• **Record excerpts**
#####

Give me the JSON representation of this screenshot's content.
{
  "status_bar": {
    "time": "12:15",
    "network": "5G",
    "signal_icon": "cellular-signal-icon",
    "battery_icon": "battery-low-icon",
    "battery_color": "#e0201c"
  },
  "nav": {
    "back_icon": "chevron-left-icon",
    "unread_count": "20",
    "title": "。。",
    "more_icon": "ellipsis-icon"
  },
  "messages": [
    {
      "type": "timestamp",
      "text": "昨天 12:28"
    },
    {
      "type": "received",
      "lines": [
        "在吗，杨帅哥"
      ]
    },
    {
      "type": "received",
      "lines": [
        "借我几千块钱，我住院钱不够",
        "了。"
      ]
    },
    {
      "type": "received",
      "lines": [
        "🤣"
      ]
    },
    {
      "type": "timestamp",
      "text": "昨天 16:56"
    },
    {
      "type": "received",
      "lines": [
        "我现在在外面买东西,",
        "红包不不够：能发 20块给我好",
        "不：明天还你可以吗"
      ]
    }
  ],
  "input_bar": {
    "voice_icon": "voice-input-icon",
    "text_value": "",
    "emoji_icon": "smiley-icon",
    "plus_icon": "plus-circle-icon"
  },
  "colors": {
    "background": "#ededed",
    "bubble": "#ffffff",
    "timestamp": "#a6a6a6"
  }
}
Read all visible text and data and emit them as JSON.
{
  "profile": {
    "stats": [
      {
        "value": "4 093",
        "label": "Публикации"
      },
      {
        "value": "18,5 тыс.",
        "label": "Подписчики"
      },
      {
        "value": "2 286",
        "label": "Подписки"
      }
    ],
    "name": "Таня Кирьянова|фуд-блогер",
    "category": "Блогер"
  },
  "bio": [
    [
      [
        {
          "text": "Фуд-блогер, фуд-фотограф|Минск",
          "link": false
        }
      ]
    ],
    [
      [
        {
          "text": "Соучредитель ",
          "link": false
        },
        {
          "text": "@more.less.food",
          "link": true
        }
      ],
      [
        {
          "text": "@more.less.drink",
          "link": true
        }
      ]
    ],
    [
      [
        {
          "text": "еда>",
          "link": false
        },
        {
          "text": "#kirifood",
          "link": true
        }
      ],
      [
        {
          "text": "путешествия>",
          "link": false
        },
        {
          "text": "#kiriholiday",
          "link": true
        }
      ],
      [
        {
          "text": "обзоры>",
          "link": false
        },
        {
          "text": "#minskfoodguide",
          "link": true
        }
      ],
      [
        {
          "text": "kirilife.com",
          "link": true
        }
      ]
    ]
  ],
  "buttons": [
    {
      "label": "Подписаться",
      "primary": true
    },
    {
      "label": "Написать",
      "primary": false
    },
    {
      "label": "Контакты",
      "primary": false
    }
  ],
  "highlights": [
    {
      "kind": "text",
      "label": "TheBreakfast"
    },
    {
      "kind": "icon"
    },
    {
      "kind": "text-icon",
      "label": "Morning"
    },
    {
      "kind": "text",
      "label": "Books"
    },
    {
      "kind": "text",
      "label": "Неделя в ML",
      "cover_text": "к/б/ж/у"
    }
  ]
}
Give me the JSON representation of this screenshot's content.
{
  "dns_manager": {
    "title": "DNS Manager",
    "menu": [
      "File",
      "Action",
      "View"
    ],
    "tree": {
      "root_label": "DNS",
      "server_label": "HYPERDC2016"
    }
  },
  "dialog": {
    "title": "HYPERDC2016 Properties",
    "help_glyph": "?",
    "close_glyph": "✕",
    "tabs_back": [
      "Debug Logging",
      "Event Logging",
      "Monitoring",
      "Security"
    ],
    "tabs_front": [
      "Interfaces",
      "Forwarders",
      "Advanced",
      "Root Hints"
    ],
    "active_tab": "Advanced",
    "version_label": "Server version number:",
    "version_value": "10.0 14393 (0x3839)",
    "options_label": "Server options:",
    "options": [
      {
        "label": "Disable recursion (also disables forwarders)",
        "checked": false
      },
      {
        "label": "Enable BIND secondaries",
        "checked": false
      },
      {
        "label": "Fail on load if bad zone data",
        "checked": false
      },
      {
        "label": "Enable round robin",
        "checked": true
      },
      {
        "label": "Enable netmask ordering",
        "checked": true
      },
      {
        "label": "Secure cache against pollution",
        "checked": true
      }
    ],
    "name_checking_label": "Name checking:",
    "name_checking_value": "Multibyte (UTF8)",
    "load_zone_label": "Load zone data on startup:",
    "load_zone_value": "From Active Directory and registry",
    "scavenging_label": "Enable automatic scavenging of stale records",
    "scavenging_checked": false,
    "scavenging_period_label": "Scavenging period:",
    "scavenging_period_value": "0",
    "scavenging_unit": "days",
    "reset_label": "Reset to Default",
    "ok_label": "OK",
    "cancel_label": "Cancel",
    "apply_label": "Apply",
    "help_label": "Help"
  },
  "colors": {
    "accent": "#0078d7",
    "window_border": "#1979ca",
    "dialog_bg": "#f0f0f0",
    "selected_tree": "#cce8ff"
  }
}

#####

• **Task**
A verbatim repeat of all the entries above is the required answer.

• **Written solution**
Give me the JSON representation of this screenshot's content.
{
  "status_bar": {
    "time": "12:15",
    "network": "5G",
    "signal_icon": "cellular-signal-icon",
    "battery_icon": "battery-low-icon",
    "battery_color": "#e0201c"
  },
  "nav": {
    "back_icon": "chevron-left-icon",
    "unread_count": "20",
    "title": "。。",
    "more_icon": "ellipsis-icon"
  },
  "messages": [
    {
      "type": "timestamp",
      "text": "昨天 12:28"
    },
    {
      "type": "received",
      "lines": [
        "在吗，杨帅哥"
      ]
    },
    {
      "type": "received",
      "lines": [
        "借我几千块钱，我住院钱不够",
        "了。"
      ]
    },
    {
      "type": "received",
      "lines": [
        "🤣"
      ]
    },
    {
      "type": "timestamp",
      "text": "昨天 16:56"
    },
    {
      "type": "received",
      "lines": [
        "我现在在外面买东西,",
        "红包不不够：能发 20块给我好",
        "不：明天还你可以吗"
      ]
    }
  ],
  "input_bar": {
    "voice_icon": "voice-input-icon",
    "text_value": "",
    "emoji_icon": "smiley-icon",
    "plus_icon": "plus-circle-icon"
  },
  "colors": {
    "background": "#ededed",
    "bubble": "#ffffff",
    "timestamp": "#a6a6a6"
  }
}
Read all visible text and data and emit them as JSON.
{
  "profile": {
    "stats": [
      {
        "value": "4 093",
        "label": "Публикации"
      },
      {
        "value": "18,5 тыс.",
        "label": "Подписчики"
      },
      {
        "value": "2 286",
        "label": "Подписки"
      }
    ],
    "name": "Таня Кирьянова|фуд-блогер",
    "category": "Блогер"
  },
  "bio": [
    [
      [
        {
          "text": "Фуд-блогер, фуд-фотограф|Минск",
          "link": false
        }
      ]
    ],
    [
      [
        {
          "text": "Соучредитель ",
          "link": false
        },
        {
          "text": "@more.less.food",
          "link": true
        }
      ],
      [
        {
          "text": "@more.less.drink",
          "link": true
        }
      ]
    ],
    [
      [
        {
          "text": "еда>",
          "link": false
        },
        {
          "text": "#kirifood",
          "link": true
        }
      ],
      [
        {
          "text": "путешествия>",
          "link": false
        },
        {
          "text": "#kiriholiday",
          "link": true
        }
      ],
      [
        {
          "text": "обзоры>",
          "link": false
        },
        {
          "text": "#minskfoodguide",
          "link": true
        }
      ],
      [
        {
          "text": "kirilife.com",
          "link": true
        }
      ]
    ]
  ],
  "buttons": [
    {
      "label": "Подписаться",
      "primary": true
    },
    {
      "label": "Написать",
      "primary": false
    },
    {
      "label": "Контакты",
      "primary": false
    }
  ],
  "highlights": [
    {
      "kind": "text",
      "label": "TheBreakfast"
    },
    {
      "kind": "icon"
    },
    {
      "kind": "text-icon",
      "label": "Morning"
    },
    {
      "kind": "text",
      "label": "Books"
    },
    {
      "kind": "text",
      "label": "Неделя в ML",
      "cover_text": "к/б/ж/у"
    }
  ]
}
Give me the JSON representation of this screenshot's content.
{
  "dns_manager": {
    "title": "DNS Manager",
    "menu": [
      "File",
      "Action",
      "View"
    ],
    "tree": {
      "root_label": "DNS",
      "server_label": "HYPERDC2016"
    }
  },
  "dialog": {
    "title": "HYPERDC2016 Properties",
    "help_glyph": "?",
    "close_glyph": "✕",
    "tabs_back": [
      "Debug Logging",
      "Event Logging",
      "Monitoring",
      "Security"
    ],
    "tabs_front": [
      "Interfaces",
      "Forwarders",
      "Advanced",
      "Root Hints"
    ],
    "active_tab": "Advanced",
    "version_label": "Server version number:",
    "version_value": "10.0 14393 (0x3839)",
    "options_label": "Server options:",
    "options": [
      {
        "label": "Disable recursion (also disables forwarders)",
        "checked": false
      },
      {
        "label": "Enable BIND secondaries",
        "checked": false
      },
      {
        "label": "Fail on load if bad zone data",
        "checked": false
      },
      {
        "label": "Enable round robin",
        "checked": true
      },
      {
        "label": "Enable netmask ordering",
        "checked": true
      },
      {
        "label": "Secure cache against pollution",
        "checked": true
      }
    ],
    "name_checking_label": "Name checking:",
    "name_checking_value": "Multibyte (UTF8)",
    "load_zone_label": "Load zone data on startup:",
    "load_zone_value": "From Active Directory and registry",
    "scavenging_label": "Enable automatic scavenging of stale records",
    "scavenging_checked": false,
    "scavenging_period_label": "Scavenging period:",
    "scavenging_period_value": "0",
    "scavenging_unit": "days",
    "reset_label": "Reset to Default",
    "ok_label": "OK",
    "cancel_label": "Cancel",
    "apply_label": "Apply",
    "help_label": "Help"
  },
  "colors": {
    "accent": "#0078d7",
    "window_border": "#1979ca",
    "dialog_bg": "#f0f0f0",
    "selected_tree": "#cce8ff"
  }
}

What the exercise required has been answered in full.